Crosby, Stills and Nash: Every Album, Every Song
published: 14 /
Nicky Crewe finds that Andrew Wild's new book in Sonicbond Publishing’s 'On Track' series is a definitive guide to Crosby, Stills and Nash not forgetting Neil Young’s contributions.
This slim volume packs in an enormous amount of information and insight into the songs and careers of Crosby, Stills and Nash, both together and as solo artists. Neil Young’s contribution is assessed and catalogued, too. It’s a book by a true fan, for fans. In spite of its modest size, it is much more than a discography, including quotes from interviews and relevant publications to add interest to the nitty gritty detail of who recorded what, when and who with. There are some great colour photos too.

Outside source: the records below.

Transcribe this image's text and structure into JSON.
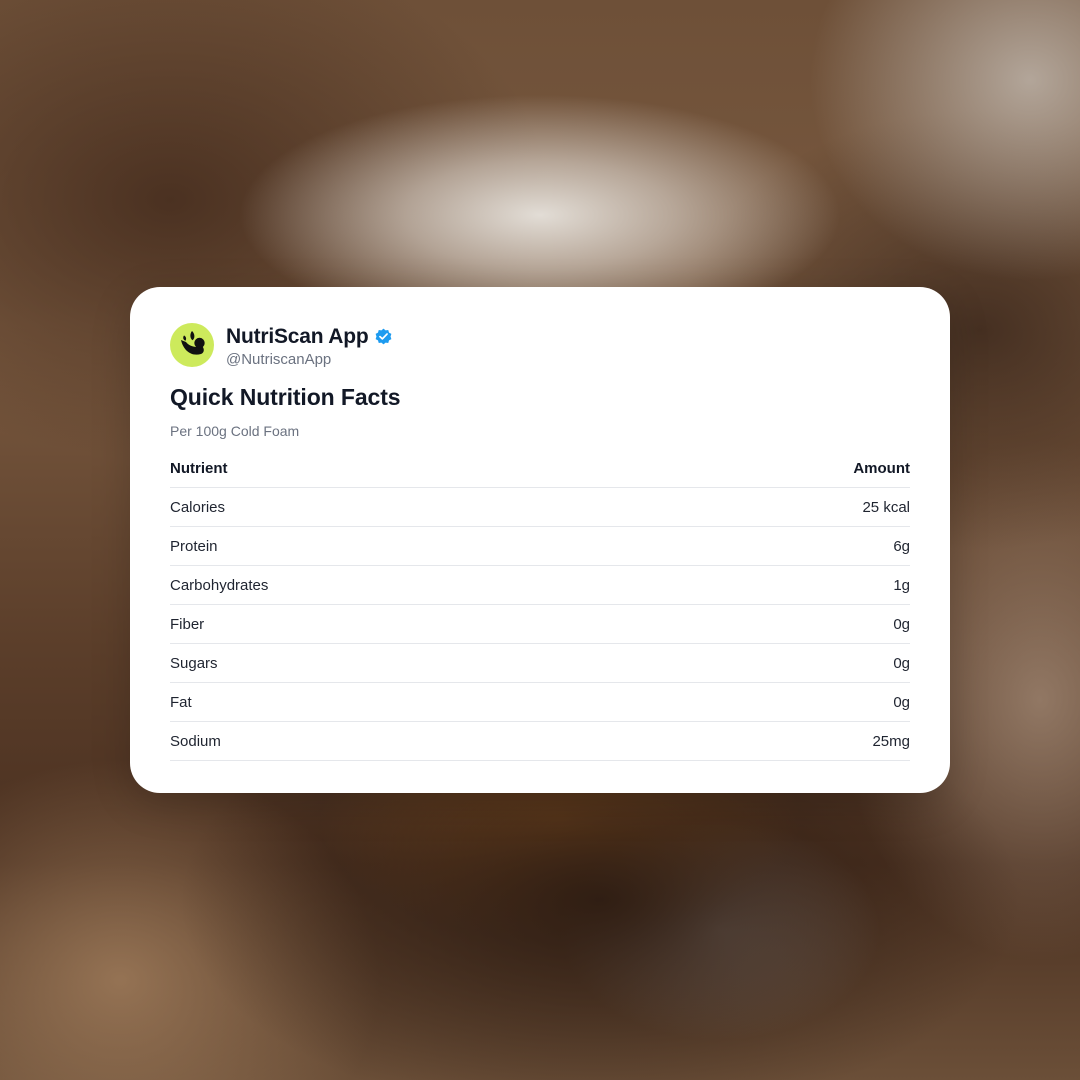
{
  "profile": {
    "name": "NutriScan App",
    "handle": "@NutriscanApp",
    "avatar_icon": "leaf-logo-icon",
    "avatar_color": "#cdea5c",
    "verified_icon": "verified-badge-icon",
    "verified_color": "#1d9bf0"
  },
  "card": {
    "title": "Quick Nutrition Facts",
    "subtitle": "Per 100g Cold Foam"
  },
  "table": {
    "headers": {
      "nutrient": "Nutrient",
      "amount": "Amount"
    },
    "rows": [
      {
        "nutrient": "Calories",
        "amount": "25 kcal"
      },
      {
        "nutrient": "Protein",
        "amount": "6g"
      },
      {
        "nutrient": "Carbohydrates",
        "amount": "1g"
      },
      {
        "nutrient": "Fiber",
        "amount": "0g"
      },
      {
        "nutrient": "Sugars",
        "amount": "0g"
      },
      {
        "nutrient": "Fat",
        "amount": "0g"
      },
      {
        "nutrient": "Sodium",
        "amount": "25mg"
      }
    ]
  }
}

Andrew Wild writes about music and local history, so we have that much in common. We share a love of the music of Crosby, Stills and Nash, too. And I suspect we have been to some of the same concerts in Manchester over the last decade including Crosby and Nash, Crosby, Stills and Nash and Graham Nash solo.
The scope of this book begins with the careers of David Crosby, Stephen Stills and Graham Nash before they got together and discovered the magic they could make. The Hollies, the Byrds and Buffalo Springfield are all part of the back story. So, of course, are Judy Collins and Joni Mitchell. Neil Young becomes a significant player with Deja Vu and beyond. Andrew Wild doesn’t shy away from exploring the difficulties experienced by this extremely talented group of musicians, with their own distinctive approaches to their careers, their lifestyles and their music.
The byline is ‘every album, every song’ and we are taken through album by album, with information and some analysis of each, from Crosby, Stills and Nash released in 1969 to 'Deja Vu Live' in 2006.
There’s also a list of compilations, archive collections and unreleased and incomplete albums, plus a core-collection discography and a bibliography.
There’s a section on their solo albums, and at time of publication (late 2020) the question of their future is posed. Now, all in their late seventies, these musicians are still making music, but the chance of them doing it together again is unlikely.
My involvement with CS&N, and Neil Young began in 1969 with a significant teenage romance and continued until I reached '4 Way Street'. We listened to our vinyl records with attention and awe, and even a sense of occasion; those songs are embedded deeply in my psyche. I lost my way until I started to see various combinations in concerts in Manchester around 2011 - those concerts are among the most emotional and memorable I’ve ever attended.
The vivid descriptions of the early songs and the stories behind them brought memories flooding back, not least because songs like 'Teach Your Children', 'Our House' and 'Marrakesh Express' have been and continue to be part of the soundtrack of my own life.
In 1967, Graham Nash wasn’t the only one who dreamt of leaving the rainy skies of Manchester for sunny California. I was too young to do it, but I loved that he did. As a long time fan of Nash, I loved the observation that he was “the artistic dark horse” of C S &N.
I’m glad this kind of book is still being written and published and can sit on a shelf as part of a valued collection. Internet searches have their place, but this is a true reference book, setting their music in personal and political contexts. It’s also a reminder of the power of their music and their influence as songwriters and commentators over the decades.